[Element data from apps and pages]
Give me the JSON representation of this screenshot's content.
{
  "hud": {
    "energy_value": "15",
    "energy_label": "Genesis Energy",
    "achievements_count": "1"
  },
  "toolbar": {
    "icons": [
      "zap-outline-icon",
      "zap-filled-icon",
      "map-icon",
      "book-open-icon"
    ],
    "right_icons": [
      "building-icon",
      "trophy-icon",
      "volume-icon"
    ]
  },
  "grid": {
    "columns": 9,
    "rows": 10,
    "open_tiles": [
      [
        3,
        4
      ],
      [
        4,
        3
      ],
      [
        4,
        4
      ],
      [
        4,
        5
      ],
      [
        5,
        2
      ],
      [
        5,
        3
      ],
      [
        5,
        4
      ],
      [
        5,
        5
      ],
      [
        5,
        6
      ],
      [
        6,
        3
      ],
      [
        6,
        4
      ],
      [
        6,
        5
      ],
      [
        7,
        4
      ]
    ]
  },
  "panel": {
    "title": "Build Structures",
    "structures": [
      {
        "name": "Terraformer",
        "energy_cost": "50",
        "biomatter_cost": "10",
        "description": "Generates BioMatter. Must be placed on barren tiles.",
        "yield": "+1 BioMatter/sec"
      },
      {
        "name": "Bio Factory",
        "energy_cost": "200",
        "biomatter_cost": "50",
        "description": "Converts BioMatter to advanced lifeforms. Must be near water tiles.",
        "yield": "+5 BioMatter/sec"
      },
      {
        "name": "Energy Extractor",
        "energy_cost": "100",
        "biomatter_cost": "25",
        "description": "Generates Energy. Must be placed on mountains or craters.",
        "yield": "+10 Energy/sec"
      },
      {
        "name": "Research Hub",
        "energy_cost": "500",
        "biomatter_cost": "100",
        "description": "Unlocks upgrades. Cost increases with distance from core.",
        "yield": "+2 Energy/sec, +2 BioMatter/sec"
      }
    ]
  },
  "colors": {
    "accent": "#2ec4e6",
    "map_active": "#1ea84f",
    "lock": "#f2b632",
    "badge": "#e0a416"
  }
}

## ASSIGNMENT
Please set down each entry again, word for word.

## ANSWER TO THIS TASK
Give me the JSON representation of this screenshot's content.
{
  "hud": {
    "energy_value": "15",
    "energy_label": "Genesis Energy",
    "achievements_count": "1"
  },
  "toolbar": {
    "icons": [
      "zap-outline-icon",
      "zap-filled-icon",
      "map-icon",
      "book-open-icon"
    ],
    "right_icons": [
      "building-icon",
      "trophy-icon",
      "volume-icon"
    ]
  },
  "grid": {
    "columns": 9,
    "rows": 10,
    "open_tiles": [
      [
        3,
        4
      ],
      [
        4,
        3
      ],
      [
        4,
        4
      ],
      [
        4,
        5
      ],
      [
        5,
        2
      ],
      [
        5,
        3
      ],
      [
        5,
        4
      ],
      [
        5,
        5
      ],
      [
        5,
        6
      ],
      [
        6,
        3
      ],
      [
        6,
        4
      ],
      [
        6,
        5
      ],
      [
        7,
        4
      ]
    ]
  },
  "panel": {
    "title": "Build Structures",
    "structures": [
      {
        "name": "Terraformer",
        "energy_cost": "50",
        "biomatter_cost": "10",
        "description": "Generates BioMatter. Must be placed on barren tiles.",
        "yield": "+1 BioMatter/sec"
      },
      {
        "name": "Bio Factory",
        "energy_cost": "200",
        "biomatter_cost": "50",
        "description": "Converts BioMatter to advanced lifeforms. Must be near water tiles.",
        "yield": "+5 BioMatter/sec"
      },
      {
        "name": "Energy Extractor",
        "energy_cost": "100",
        "biomatter_cost": "25",
        "description": "Generates Energy. Must be placed on mountains or craters.",
        "yield": "+10 Energy/sec"
      },
      {
        "name": "Research Hub",
        "energy_cost": "500",
        "biomatter_cost": "100",
        "description": "Unlocks upgrades. Cost increases with distance from core.",
        "yield": "+2 Energy/sec, +2 BioMatter/sec"
      }
    ]
  },
  "colors": {
    "accent": "#2ec4e6",
    "map_active": "#1ea84f",
    "lock": "#f2b632",
    "badge": "#e0a416"
  }
}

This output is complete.